* Aim of the task
Each line that includes "EEPROM" must be copied from the records.

(Collected data entries)
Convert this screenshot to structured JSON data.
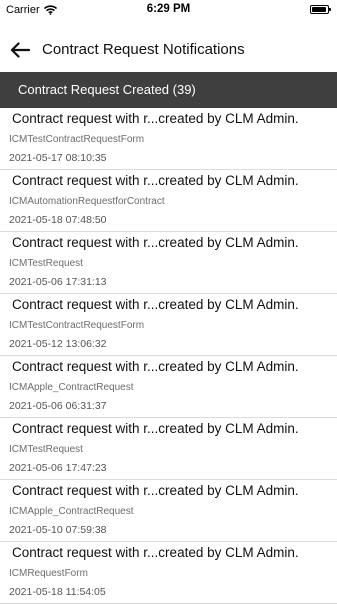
{
  "status_bar": {
    "carrier": "Carrier",
    "time": "6:29 PM"
  },
  "nav": {
    "title": "Contract Request Notifications",
    "back_icon": "arrow-left-icon"
  },
  "section": {
    "header": "Contract Request Created (39)"
  },
  "notifications": [
    {
      "title": "Contract request with r...created by CLM Admin.",
      "form": "ICMTestContractRequestForm",
      "timestamp": "2021-05-17 08:10:35"
    },
    {
      "title": "Contract request with r...created by CLM Admin.",
      "form": "ICMAutomationRequestforContract",
      "timestamp": "2021-05-18 07:48:50"
    },
    {
      "title": "Contract request with r...created by CLM Admin.",
      "form": "ICMTestRequest",
      "timestamp": "2021-05-06 17:31:13"
    },
    {
      "title": "Contract request with r...created by CLM Admin.",
      "form": "ICMTestContractRequestForm",
      "timestamp": "2021-05-12 13:06:32"
    },
    {
      "title": "Contract request with r...created by CLM Admin.",
      "form": "ICMApple_ContractRequest",
      "timestamp": "2021-05-06 06:31:37"
    },
    {
      "title": "Contract request with r...created by CLM Admin.",
      "form": "ICMTestRequest",
      "timestamp": "2021-05-06 17:47:23"
    },
    {
      "title": "Contract request with r...created by CLM Admin.",
      "form": "ICMApple_ContractRequest",
      "timestamp": "2021-05-10 07:59:38"
    },
    {
      "title": "Contract request with r...created by CLM Admin.",
      "form": "ICMRequestForm",
      "timestamp": "2021-05-18 11:54:05"
    }
  ]
}
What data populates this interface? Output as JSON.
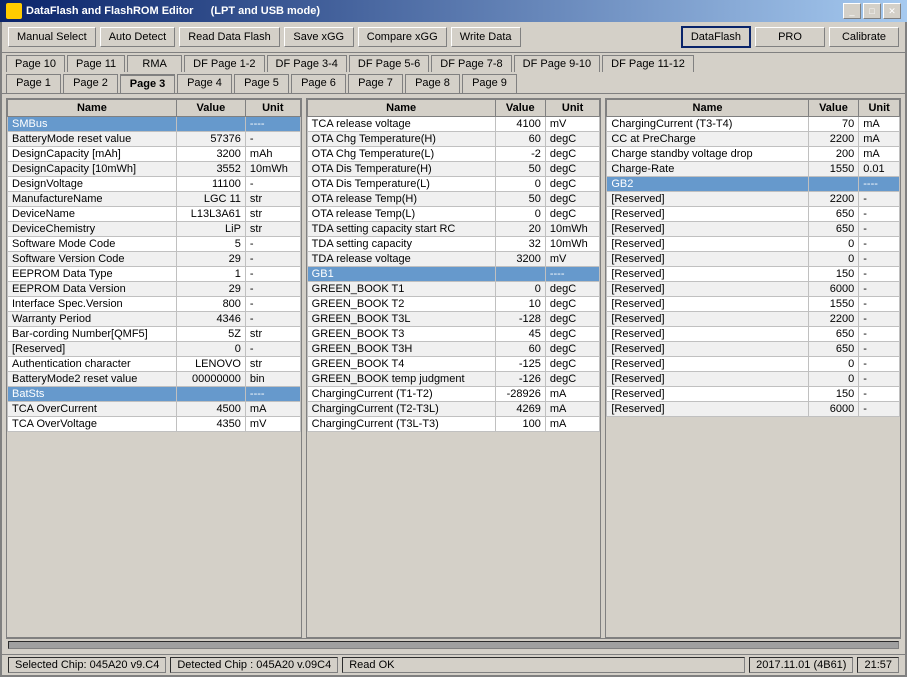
{
  "titleBar": {
    "title": "DataFlash  and  FlashROM  Editor",
    "subtitle": "(LPT and USB mode)",
    "buttons": [
      "_",
      "□",
      "✕"
    ]
  },
  "toolbar": {
    "buttons": [
      {
        "label": "Manual Select",
        "active": false
      },
      {
        "label": "Auto Detect",
        "active": false
      },
      {
        "label": "Read Data Flash",
        "active": false
      },
      {
        "label": "Save xGG",
        "active": false
      },
      {
        "label": "Compare xGG",
        "active": false
      },
      {
        "label": "Write Data",
        "active": false
      },
      {
        "label": "DataFlash",
        "active": true
      },
      {
        "label": "PRO",
        "active": false
      },
      {
        "label": "Calibrate",
        "active": false
      }
    ]
  },
  "tabRow1": [
    {
      "label": "Page 10"
    },
    {
      "label": "Page 11"
    },
    {
      "label": "RMA"
    },
    {
      "label": "DF Page 1-2"
    },
    {
      "label": "DF Page 3-4"
    },
    {
      "label": "DF Page 5-6"
    },
    {
      "label": "DF Page 7-8"
    },
    {
      "label": "DF Page 9-10"
    },
    {
      "label": "DF Page 11-12"
    }
  ],
  "tabRow2": [
    {
      "label": "Page 1"
    },
    {
      "label": "Page 2"
    },
    {
      "label": "Page 3",
      "active": true
    },
    {
      "label": "Page 4"
    },
    {
      "label": "Page 5"
    },
    {
      "label": "Page 6"
    },
    {
      "label": "Page 7"
    },
    {
      "label": "Page 8"
    },
    {
      "label": "Page 9"
    }
  ],
  "panel1": {
    "headers": [
      "Name",
      "Value",
      "Unit"
    ],
    "rows": [
      {
        "name": "SMBus",
        "value": "",
        "unit": "----",
        "highlight": "blue"
      },
      {
        "name": "BatteryMode reset value",
        "value": "57376",
        "unit": "-"
      },
      {
        "name": "DesignCapacity [mAh]",
        "value": "3200",
        "unit": "mAh"
      },
      {
        "name": "DesignCapacity [10mWh]",
        "value": "3552",
        "unit": "10mWh"
      },
      {
        "name": "DesignVoltage",
        "value": "11100",
        "unit": "-"
      },
      {
        "name": "ManufactureName",
        "value": "LGC 11",
        "unit": "str"
      },
      {
        "name": "DeviceName",
        "value": "L13L3A61",
        "unit": "str"
      },
      {
        "name": "DeviceChemistry",
        "value": "LiP",
        "unit": "str"
      },
      {
        "name": "Software Mode Code",
        "value": "5",
        "unit": "-"
      },
      {
        "name": "Software Version Code",
        "value": "29",
        "unit": "-"
      },
      {
        "name": "EEPROM Data Type",
        "value": "1",
        "unit": "-"
      },
      {
        "name": "EEPROM Data Version",
        "value": "29",
        "unit": "-"
      },
      {
        "name": "Interface Spec.Version",
        "value": "800",
        "unit": "-"
      },
      {
        "name": "Warranty Period",
        "value": "4346",
        "unit": "-"
      },
      {
        "name": "Bar-cording Number[QMF5]",
        "value": "5Z",
        "unit": "str"
      },
      {
        "name": "[Reserved]",
        "value": "0",
        "unit": "-"
      },
      {
        "name": "Authentication character",
        "value": "LENOVO",
        "unit": "str"
      },
      {
        "name": "BatteryMode2 reset value",
        "value": "00000000",
        "unit": "bin"
      },
      {
        "name": "BatSts",
        "value": "",
        "unit": "----",
        "highlight": "blue"
      },
      {
        "name": "TCA OverCurrent",
        "value": "4500",
        "unit": "mA"
      },
      {
        "name": "TCA OverVoltage",
        "value": "4350",
        "unit": "mV"
      }
    ]
  },
  "panel2": {
    "headers": [
      "Name",
      "Value",
      "Unit"
    ],
    "rows": [
      {
        "name": "TCA release voltage",
        "value": "4100",
        "unit": "mV"
      },
      {
        "name": "OTA Chg Temperature(H)",
        "value": "60",
        "unit": "degC"
      },
      {
        "name": "OTA Chg Temperature(L)",
        "value": "-2",
        "unit": "degC"
      },
      {
        "name": "OTA Dis Temperature(H)",
        "value": "50",
        "unit": "degC"
      },
      {
        "name": "OTA Dis Temperature(L)",
        "value": "0",
        "unit": "degC"
      },
      {
        "name": "OTA release Temp(H)",
        "value": "50",
        "unit": "degC"
      },
      {
        "name": "OTA release Temp(L)",
        "value": "0",
        "unit": "degC"
      },
      {
        "name": "TDA setting capacity start RC",
        "value": "20",
        "unit": "10mWh"
      },
      {
        "name": "TDA setting capacity",
        "value": "32",
        "unit": "10mWh"
      },
      {
        "name": "TDA release voltage",
        "value": "3200",
        "unit": "mV"
      },
      {
        "name": "GB1",
        "value": "",
        "unit": "----",
        "highlight": "blue"
      },
      {
        "name": "GREEN_BOOK T1",
        "value": "0",
        "unit": "degC"
      },
      {
        "name": "GREEN_BOOK T2",
        "value": "10",
        "unit": "degC"
      },
      {
        "name": "GREEN_BOOK T3L",
        "value": "-128",
        "unit": "degC"
      },
      {
        "name": "GREEN_BOOK T3",
        "value": "45",
        "unit": "degC"
      },
      {
        "name": "GREEN_BOOK T3H",
        "value": "60",
        "unit": "degC"
      },
      {
        "name": "GREEN_BOOK T4",
        "value": "-125",
        "unit": "degC"
      },
      {
        "name": "GREEN_BOOK temp judgment",
        "value": "-126",
        "unit": "degC"
      },
      {
        "name": "ChargingCurrent (T1-T2)",
        "value": "-28926",
        "unit": "mA"
      },
      {
        "name": "ChargingCurrent (T2-T3L)",
        "value": "4269",
        "unit": "mA"
      },
      {
        "name": "ChargingCurrent (T3L-T3)",
        "value": "100",
        "unit": "mA"
      }
    ]
  },
  "panel3": {
    "headers": [
      "Name",
      "Value",
      "Unit"
    ],
    "rows": [
      {
        "name": "ChargingCurrent (T3-T4)",
        "value": "70",
        "unit": "mA"
      },
      {
        "name": "CC at PreCharge",
        "value": "2200",
        "unit": "mA"
      },
      {
        "name": "Charge standby voltage drop",
        "value": "200",
        "unit": "mA"
      },
      {
        "name": "Charge-Rate",
        "value": "1550",
        "unit": "0.01"
      },
      {
        "name": "GB2",
        "value": "",
        "unit": "----",
        "highlight": "blue"
      },
      {
        "name": "[Reserved]",
        "value": "2200",
        "unit": "-"
      },
      {
        "name": "[Reserved]",
        "value": "650",
        "unit": "-"
      },
      {
        "name": "[Reserved]",
        "value": "650",
        "unit": "-"
      },
      {
        "name": "[Reserved]",
        "value": "0",
        "unit": "-"
      },
      {
        "name": "[Reserved]",
        "value": "0",
        "unit": "-"
      },
      {
        "name": "[Reserved]",
        "value": "150",
        "unit": "-"
      },
      {
        "name": "[Reserved]",
        "value": "6000",
        "unit": "-"
      },
      {
        "name": "[Reserved]",
        "value": "1550",
        "unit": "-"
      },
      {
        "name": "[Reserved]",
        "value": "2200",
        "unit": "-"
      },
      {
        "name": "[Reserved]",
        "value": "650",
        "unit": "-"
      },
      {
        "name": "[Reserved]",
        "value": "650",
        "unit": "-"
      },
      {
        "name": "[Reserved]",
        "value": "0",
        "unit": "-"
      },
      {
        "name": "[Reserved]",
        "value": "0",
        "unit": "-"
      },
      {
        "name": "[Reserved]",
        "value": "150",
        "unit": "-"
      },
      {
        "name": "[Reserved]",
        "value": "6000",
        "unit": "-"
      }
    ]
  },
  "statusBar": {
    "chip": "Selected Chip: 045A20 v9.C4",
    "detected": "Detected Chip : 045A20  v.09C4",
    "status": "Read OK",
    "date": "2017.11.01 (4B61)",
    "time": "21:57"
  }
}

* Output for this task
        "name": "EEPROM Data Type",
        "name": "EEPROM Data Version",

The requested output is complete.